Q I have a couple of questions about the events that took place prior to and at our board election meeting in April 2015.
A letter was sent out from the management company prior to the meeting with the date and the time. It said that a list of candidates would be presented at the meeting and if anyone else wanted to run they could announce that at the meeting. A proxy was included with the letter and it said that if an owner couldn’t be present, then they could assign someone to vote for them and send to the management company or to a board member.
After the management company letter was sent out, one board member and two non-board members sent a letter out to some owners that said they were running for the board; they trashed an upcoming balcony project by saying it was not financed properly and asked for people to assign their proxy to the one board member in the letter.
At the board election meeting, the one board member who was included in the above letter told everyone that each person had to vote for the three (3) open positions (five (5) people ran for the three (3) board positions). Meaning that even if someone didn't want to vote for a candidate they were basically forced to vote for three people. There is nothing in our association bylaws that indicate elections should be held this way.
It does say in the Illinois Condominium Property Act (ICPA) and our bylaws that if the board chooses to disseminate information about the meeting and candidates that all candidate information should be included. Many of us believe the letter that was sent out by the one board member (and two non-members), thereby breaking the Illinois condo act and our bylaws, and we do not feel that being told at the election meeting that we had to vote for three people (for the three positions) was appropriate.
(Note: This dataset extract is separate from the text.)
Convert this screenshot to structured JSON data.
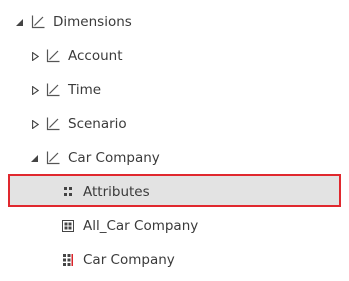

Do we have any recourse after the fact?
—Perturbed in Palatine
A “On the facts stated above, it is unclear if the board member, who sent out the letter and who apparently advised the owners of how to vote, was speaking for himself as an owner, or was purporting to be speaking for the board,” says Attorney Mark R. Rosenbaum, a principal of the Chicago-based law firm of Fischel & Kahn, Ltd.
“Thus, if the letter that was sent out simply listed the 3 unit owners (one of whom happened to be a board member but whose being on the board is not mentioned in the letter), then it would appear to me that the board member, in his capacity as a unit owner, was addressing his fellow owners and asking them for political support at the owners’ meeting.
“Even a board member has a right to speak, as a unit owner, to other unit owners on the issue of who should be elected to the board, such action is not in violation of the dissemination law, as it is the private act of a unit owner, not the board and not even by the owner as a board member.
“If the letter specifically identified the owner as a board member, and was written in a way that would leave a reasonable impression that the board member was speaking on behalf of the board that would be much more troublesome.
“As to the events at the owners’ meeting where the election was held: The mere fact that a single board member told other owners of the mechanics of voting doesn’t make it the act of the board. Owners could certainly have asked for a clarification from the chair of the meeting, or from the managing agent before casting any votes.
“But assuming that the board member, who announced the voting rule either was the chair of the meeting, or that his announcement was made openly and not corrected by the president or the managing agent (and assuming the association’s attorney was not present to clarify matters), then an announcement that each owner voting was required to vote for 3 directors is clearly incorrect. It is possible that what was said was that owners can vote for up to three directors but not more, and it was understood to mean that an owner had to vote for 3 directors, but on the facts below that would not seem to have happened.
“Assuming the facts are as stated, it is likely not a violation of the Condo Act or of the Declaration or the bylaws to have made the statement on voting, since nothing in the act speaks to the issue, and in my experience, it is unlikely that anything in the declaration or bylaws speaks to the issue. But it is nonetheless almost certainly an incorrect statement of voting rights. And if the declaration or bylaws give the owners the right to cumulative voting for directors (vs. non-cumulative), the effect of “requiring” voting for 3 directors is to materially dilute cumulative voting rights. Even if only non-cumulative voting is required, requiring a vote for three directors would have some adverse effect on voting rights.
“Depending on the actual facts, owners could request the board to hold a new election. That request, however, may well be rejected. Or if enough owners are on the side of the questioner below, an owners’ meeting to vote on removal of one or more of the directors from office could be called. Successful removal of one or more directors should result in a new election to fill the then-vacated directorship, this time with proper voting procedures followed.
“The declaration and/or bylaws should contain procedures for such a removal meeting. Alternatively, the owners could file a lawsuit for injunctive relief to overturn the election, but such suits are very expensive and so are very rare.”